Elfenroads is for three to six players.
The board is a network of 24 towns connected by roads and, in some places, rivers. The roads run through fields, forests, deserts, and mountains. The object of the game is for players to move their pawn through as many of the 24 towns as they can before the end of the game's eighth turn.
There are eight different modes of transportation in the game-- elfcycle, magic cloud, troll-wagon, etc. Each player has a hand of cards that allow him to use one or another of these, and a supply of money.
Each turn, a number of transportation counters become available and are auctioned off. The players then take turns placing the counters on roads (with at most one counter per road). Finally, the players move in turn, playing cards from their hand for each counter they are using, and removing the counter from the board as they pass. [Ken - I think Bob must have been having on off day when he wrote this review. The transportation counters are only removed at the end of the turn. Several players may move along the same route during a turn and each player may use the route several times during their turn. The transportation counters are removed at the end of each turn.]
What makes the game work is that each mode of transportation has different characteristics. Giant pigs, for instance, can move easily through fields and forests, but can go nowhere else. It only requires one unicorn card to use a unicorn to cross a desert, but two if you're using the unicorn to move through the mountains.
Playing the game well involves planning a route through the board that optimizes the cards that are in your hand and the counters that you have bought, while doing what you can to harry your opponents (by putting expensive counters on routes that they need to take). Because each player's move consumes the counters that have been played on the board, the person who moves first in a given turn has a signif- icantly different set of objectives than the player who moves last.

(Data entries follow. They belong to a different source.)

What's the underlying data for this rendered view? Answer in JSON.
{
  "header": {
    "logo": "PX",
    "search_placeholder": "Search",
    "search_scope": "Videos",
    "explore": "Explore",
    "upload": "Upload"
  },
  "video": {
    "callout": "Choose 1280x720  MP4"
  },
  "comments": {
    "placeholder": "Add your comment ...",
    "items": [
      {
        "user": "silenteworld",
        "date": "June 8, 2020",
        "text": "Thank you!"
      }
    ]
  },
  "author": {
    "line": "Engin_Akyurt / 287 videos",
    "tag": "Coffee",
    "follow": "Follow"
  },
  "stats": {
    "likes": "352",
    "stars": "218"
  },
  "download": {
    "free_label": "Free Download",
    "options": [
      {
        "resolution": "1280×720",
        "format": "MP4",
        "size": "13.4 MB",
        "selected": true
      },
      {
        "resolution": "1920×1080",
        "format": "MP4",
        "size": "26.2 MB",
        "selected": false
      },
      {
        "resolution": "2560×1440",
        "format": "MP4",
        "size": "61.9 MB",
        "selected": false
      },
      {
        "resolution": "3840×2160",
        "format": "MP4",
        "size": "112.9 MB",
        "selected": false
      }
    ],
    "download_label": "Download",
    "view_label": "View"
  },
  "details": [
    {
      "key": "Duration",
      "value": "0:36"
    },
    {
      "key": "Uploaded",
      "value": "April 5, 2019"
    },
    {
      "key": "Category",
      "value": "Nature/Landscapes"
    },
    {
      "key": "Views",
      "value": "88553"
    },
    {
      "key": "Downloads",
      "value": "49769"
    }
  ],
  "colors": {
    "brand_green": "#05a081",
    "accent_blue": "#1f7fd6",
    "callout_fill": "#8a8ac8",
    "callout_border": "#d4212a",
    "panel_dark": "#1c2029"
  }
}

The game continually presents you with decisions. Should you try and outbid opponents for a counter that you think you need? Should you build up routes you want to take, or make it harder on your opponents? Should you collect money, which will help you buy counters, or cards, which will help you use the counters you already have? A lot depends on what your opponents are planning to do, and while it's possible to make educated guesses, you can never tell for sure what counters and cards they have secreted away.

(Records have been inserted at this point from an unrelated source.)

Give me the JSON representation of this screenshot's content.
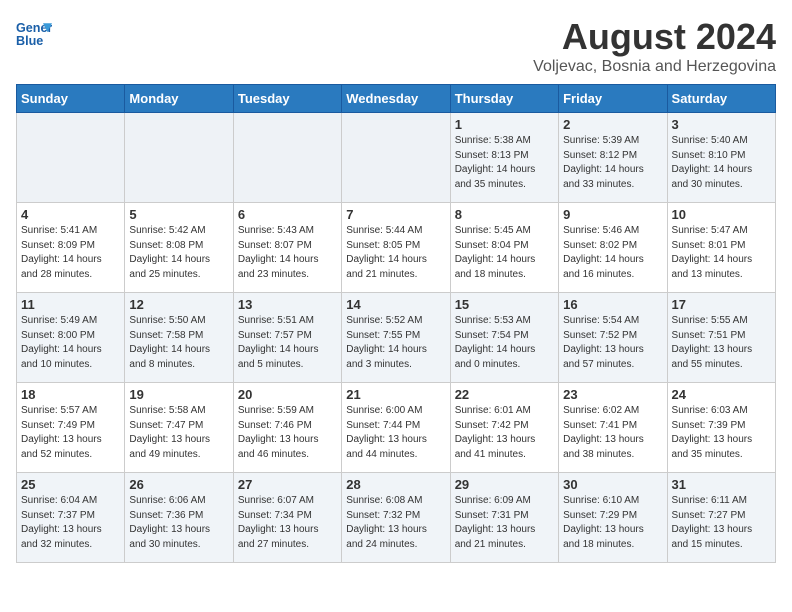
{
  "logo": {
    "line1": "General",
    "line2": "Blue"
  },
  "title": "August 2024",
  "subtitle": "Voljevac, Bosnia and Herzegovina",
  "days_of_week": [
    "Sunday",
    "Monday",
    "Tuesday",
    "Wednesday",
    "Thursday",
    "Friday",
    "Saturday"
  ],
  "weeks": [
    [
      {
        "day": "",
        "info": ""
      },
      {
        "day": "",
        "info": ""
      },
      {
        "day": "",
        "info": ""
      },
      {
        "day": "",
        "info": ""
      },
      {
        "day": "1",
        "info": "Sunrise: 5:38 AM\nSunset: 8:13 PM\nDaylight: 14 hours\nand 35 minutes."
      },
      {
        "day": "2",
        "info": "Sunrise: 5:39 AM\nSunset: 8:12 PM\nDaylight: 14 hours\nand 33 minutes."
      },
      {
        "day": "3",
        "info": "Sunrise: 5:40 AM\nSunset: 8:10 PM\nDaylight: 14 hours\nand 30 minutes."
      }
    ],
    [
      {
        "day": "4",
        "info": "Sunrise: 5:41 AM\nSunset: 8:09 PM\nDaylight: 14 hours\nand 28 minutes."
      },
      {
        "day": "5",
        "info": "Sunrise: 5:42 AM\nSunset: 8:08 PM\nDaylight: 14 hours\nand 25 minutes."
      },
      {
        "day": "6",
        "info": "Sunrise: 5:43 AM\nSunset: 8:07 PM\nDaylight: 14 hours\nand 23 minutes."
      },
      {
        "day": "7",
        "info": "Sunrise: 5:44 AM\nSunset: 8:05 PM\nDaylight: 14 hours\nand 21 minutes."
      },
      {
        "day": "8",
        "info": "Sunrise: 5:45 AM\nSunset: 8:04 PM\nDaylight: 14 hours\nand 18 minutes."
      },
      {
        "day": "9",
        "info": "Sunrise: 5:46 AM\nSunset: 8:02 PM\nDaylight: 14 hours\nand 16 minutes."
      },
      {
        "day": "10",
        "info": "Sunrise: 5:47 AM\nSunset: 8:01 PM\nDaylight: 14 hours\nand 13 minutes."
      }
    ],
    [
      {
        "day": "11",
        "info": "Sunrise: 5:49 AM\nSunset: 8:00 PM\nDaylight: 14 hours\nand 10 minutes."
      },
      {
        "day": "12",
        "info": "Sunrise: 5:50 AM\nSunset: 7:58 PM\nDaylight: 14 hours\nand 8 minutes."
      },
      {
        "day": "13",
        "info": "Sunrise: 5:51 AM\nSunset: 7:57 PM\nDaylight: 14 hours\nand 5 minutes."
      },
      {
        "day": "14",
        "info": "Sunrise: 5:52 AM\nSunset: 7:55 PM\nDaylight: 14 hours\nand 3 minutes."
      },
      {
        "day": "15",
        "info": "Sunrise: 5:53 AM\nSunset: 7:54 PM\nDaylight: 14 hours\nand 0 minutes."
      },
      {
        "day": "16",
        "info": "Sunrise: 5:54 AM\nSunset: 7:52 PM\nDaylight: 13 hours\nand 57 minutes."
      },
      {
        "day": "17",
        "info": "Sunrise: 5:55 AM\nSunset: 7:51 PM\nDaylight: 13 hours\nand 55 minutes."
      }
    ],
    [
      {
        "day": "18",
        "info": "Sunrise: 5:57 AM\nSunset: 7:49 PM\nDaylight: 13 hours\nand 52 minutes."
      },
      {
        "day": "19",
        "info": "Sunrise: 5:58 AM\nSunset: 7:47 PM\nDaylight: 13 hours\nand 49 minutes."
      },
      {
        "day": "20",
        "info": "Sunrise: 5:59 AM\nSunset: 7:46 PM\nDaylight: 13 hours\nand 46 minutes."
      },
      {
        "day": "21",
        "info": "Sunrise: 6:00 AM\nSunset: 7:44 PM\nDaylight: 13 hours\nand 44 minutes."
      },
      {
        "day": "22",
        "info": "Sunrise: 6:01 AM\nSunset: 7:42 PM\nDaylight: 13 hours\nand 41 minutes."
      },
      {
        "day": "23",
        "info": "Sunrise: 6:02 AM\nSunset: 7:41 PM\nDaylight: 13 hours\nand 38 minutes."
      },
      {
        "day": "24",
        "info": "Sunrise: 6:03 AM\nSunset: 7:39 PM\nDaylight: 13 hours\nand 35 minutes."
      }
    ],
    [
      {
        "day": "25",
        "info": "Sunrise: 6:04 AM\nSunset: 7:37 PM\nDaylight: 13 hours\nand 32 minutes."
      },
      {
        "day": "26",
        "info": "Sunrise: 6:06 AM\nSunset: 7:36 PM\nDaylight: 13 hours\nand 30 minutes."
      },
      {
        "day": "27",
        "info": "Sunrise: 6:07 AM\nSunset: 7:34 PM\nDaylight: 13 hours\nand 27 minutes."
      },
      {
        "day": "28",
        "info": "Sunrise: 6:08 AM\nSunset: 7:32 PM\nDaylight: 13 hours\nand 24 minutes."
      },
      {
        "day": "29",
        "info": "Sunrise: 6:09 AM\nSunset: 7:31 PM\nDaylight: 13 hours\nand 21 minutes."
      },
      {
        "day": "30",
        "info": "Sunrise: 6:10 AM\nSunset: 7:29 PM\nDaylight: 13 hours\nand 18 minutes."
      },
      {
        "day": "31",
        "info": "Sunrise: 6:11 AM\nSunset: 7:27 PM\nDaylight: 13 hours\nand 15 minutes."
      }
    ]
  ]
}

The components are beautiful. The game was designed for sale in the German market, which has much higher expectations than the American market; the pawns and markers are wooden, the money consists of plastic coins in various denominations, and the marker that indicates who's the first player each turn is a big wooden dragon (the same one that was in Moon's earlier Elfengold). The illustrations on the board and cards, by Doris Matthaus (who has done Moon's earlier games and Hexagames's Vendetta) are whimsical without being cute.
Every group I've played this with has wanted to play it again. I haven't yet played it with more than four people; I have a suspicion that parts of the game, like the auction, will tend to drag in a six-player game. (Moon claims it's best with four to six.) With three and four, it's an engrossing and hugely entertaining game.

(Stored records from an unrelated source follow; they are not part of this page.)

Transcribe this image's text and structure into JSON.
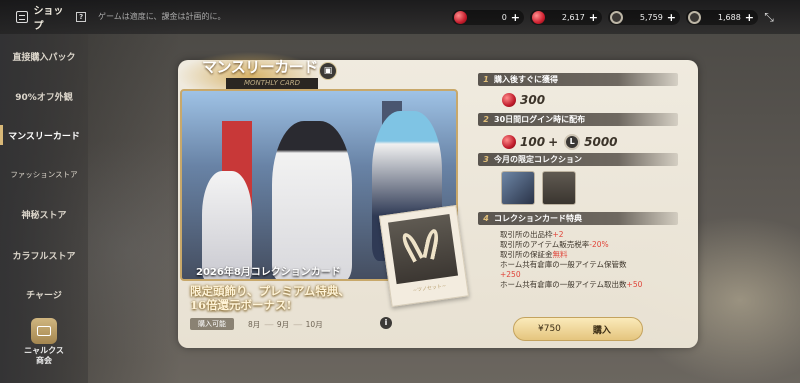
{
  "topbar": {
    "shop_label": "ショップ",
    "help": "?",
    "notice": "ゲームは適度に、課金は計画的に。",
    "currencies": [
      {
        "icon": "red-gem-icon",
        "value": "0",
        "color": "#c51c2c"
      },
      {
        "icon": "red-gem-icon",
        "value": "2,617",
        "color": "#d02030"
      },
      {
        "icon": "coin-icon",
        "value": "5,759",
        "color": "#8a8578"
      },
      {
        "icon": "token-icon",
        "value": "1,688",
        "color": "#8a8578"
      }
    ],
    "plus": "+",
    "shrink_icon": "shrink-icon"
  },
  "sidebar": {
    "items": [
      {
        "label": "直接購入パック"
      },
      {
        "label": "90%オフ外観"
      },
      {
        "label": "マンスリーカード"
      },
      {
        "label": "ファッションストア"
      },
      {
        "label": "神秘ストア"
      },
      {
        "label": "カラフルストア"
      },
      {
        "label": "チャージ"
      }
    ],
    "nyarukusu_line1": "ニャルクス",
    "nyarukusu_line2": "商会"
  },
  "card": {
    "title": "マンスリーカード",
    "subtitle": "MONTHLY CARD",
    "art_caption": "2026年8月コレクションカード",
    "polaroid_label": "~ツノセット~",
    "promo_line1": "限定頭飾り、プレミアム特典、",
    "promo_line2": "16倍還元ボーナス!",
    "buy_available": "購入可能",
    "months": [
      "8月",
      "9月",
      "10月"
    ],
    "info": "i"
  },
  "rewards": {
    "r1_num": "1",
    "r1_title": "購入後すぐに獲得",
    "r1_value": "300",
    "r2_num": "2",
    "r2_title": "30日間ログイン時に配布",
    "r2_value_gem": "100",
    "r2_plus": "+",
    "r2_value_coin": "5000",
    "r3_num": "3",
    "r3_title": "今月の限定コレクション",
    "r4_num": "4",
    "r4_title": "コレクションカード特典",
    "perk1": "取引所の出品枠",
    "perk1_val": "+2",
    "perk2": "取引所のアイテム販売税率",
    "perk2_val": "-20%",
    "perk3": "取引所の保証金",
    "perk3_val": "無料",
    "perk4": "ホーム共有倉庫の一般アイテム保管数",
    "perk4_val": "+250",
    "perk5": "ホーム共有倉庫の一般アイテム取出数",
    "perk5_val": "+50"
  },
  "purchase": {
    "price": "¥750",
    "button": "購入"
  }
}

Its only drawbacks are its price and its scarcity. White Wind's games cost about $50 apiece, are printed in numbered, limited editions of 2,000, and are intended for sale in Germany. They're rather hard to come by in the US.
[Ken - Unfortunately, Elfengold is now sold out. Look for it at auction on the Net or at game cons. Also, White Wind released their first unlimited edition game, Phantoms of the Ice, at Essen 94.]
Copyright 1994, Bob Rossney.
The Game Cabinet - email@example.com - Ken Tidwell